Not having this to your designer in the beginning of the project or upon request by your designer is not a reflection of their abilities as a designer but in yours as a project manager. If you tell us you’ve noticed errors in the text and are editing the text, we stop production. Why? Because the simplest changes sometimes have the most impact on our designs. Changing 20 words to 5… makes a huge difference in the lay-out. The bigger the changes to your edits… the longer it’s going to take, because in most cases it’s not a simple copy and paste or drag and drop.
e.     Be realistic & consistent with the final product.
The smaller the final product the less content you should have and vice versa.
I was once given about 3-4 paragraphs of text and 1 logo and asked to make a 5 page website and I have a designer friend who was given 11 pages on 8.5 x 11 paper, double sided and asked to put it on a single panel CD cover. Like WTF? Seriously people? But guess what! We did! How? we’re magic and that’s part of our job description now-a-days! 
f.      Include ADDRESS & CITY for any materials that are going to be distributed online!! One of my biggest pet peeves is when a poster on facebook says “Event starts at 7 pm at Building X” as if I am supposed to just KNOW where that is. Is it in my city? Or even my province? The poster may be on an event page somewhere, but when a friend of a friend of the husband of the original post has only shared the event poster and not the event… how am I supposed to JUST KNOW?  If I have to go out of my way to find out more information for your event unless its something I really want to see or go to… you already lost me as a customer.
g.     Include all relevant information in your content.
It wastes my time if I have to stop designing to look up or find/ create content you probably have and should have given me.
If you receive an email from us, please respond in a timely manner. Enough said!

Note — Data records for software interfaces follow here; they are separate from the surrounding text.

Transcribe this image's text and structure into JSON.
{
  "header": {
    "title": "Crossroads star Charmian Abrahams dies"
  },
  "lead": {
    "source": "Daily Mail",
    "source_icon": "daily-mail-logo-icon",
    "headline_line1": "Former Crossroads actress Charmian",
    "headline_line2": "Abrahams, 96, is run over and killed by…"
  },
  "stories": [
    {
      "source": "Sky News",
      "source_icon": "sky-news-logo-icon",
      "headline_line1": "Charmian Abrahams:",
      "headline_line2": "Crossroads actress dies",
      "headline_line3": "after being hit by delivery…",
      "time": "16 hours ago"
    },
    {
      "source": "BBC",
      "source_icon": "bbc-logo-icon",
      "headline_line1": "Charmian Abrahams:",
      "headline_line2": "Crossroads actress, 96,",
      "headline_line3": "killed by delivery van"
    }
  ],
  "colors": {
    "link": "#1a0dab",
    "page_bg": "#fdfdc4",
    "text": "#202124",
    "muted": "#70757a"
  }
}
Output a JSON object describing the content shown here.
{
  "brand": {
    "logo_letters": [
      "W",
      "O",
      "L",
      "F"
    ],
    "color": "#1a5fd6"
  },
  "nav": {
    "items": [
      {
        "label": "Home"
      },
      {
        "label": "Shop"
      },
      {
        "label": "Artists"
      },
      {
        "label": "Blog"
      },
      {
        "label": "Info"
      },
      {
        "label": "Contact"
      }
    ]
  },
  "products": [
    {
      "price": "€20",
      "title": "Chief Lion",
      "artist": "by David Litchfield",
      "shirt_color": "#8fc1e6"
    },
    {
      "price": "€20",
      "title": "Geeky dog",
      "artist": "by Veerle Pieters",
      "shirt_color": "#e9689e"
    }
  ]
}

3.     Review the draft and suggest your edits in a timely manner.
We understand you’re busy and you have other things to do but do you understand I do too? If you want this project finished and ready to send to the printers Friday so you can have it by Monday’s morning meeting and we send you the first draft Tuesday don’t message me any time after 3 pm on Friday IN A FENZY expecting me to drop everything to meet your deadline that we could have met, had you just reviewed it when I originally sent it to you! You don’t want to work weekends? Guess what! Neither do i! Especially if I met my deadline and haven’t heard from you in regards to the edits. When you ask me to “change this one little thing” it’s going to take me a lot longer than 2 minutes. I am a professional. I have to once again review the layout of said changes, in the same manner mentioned in paragraph 2 c.

4.     Get a second person to review the final draft
Have someone else look at it. Both you and I have looked at it to death, a fresh set of eyes will notice something we haven’t, guaranteed!

5.     Acknowledge your designer when and where appropriate
There’s no harm in showing some appreciation to the people whose business it is to make your business look good.  So if you’re going to post your final product on social media, be sure to “tag” and/ or acknowledge those who helped you- including a photographer or graphics designer and if you are on linked in… “endorse” their skills and “recommend” their services.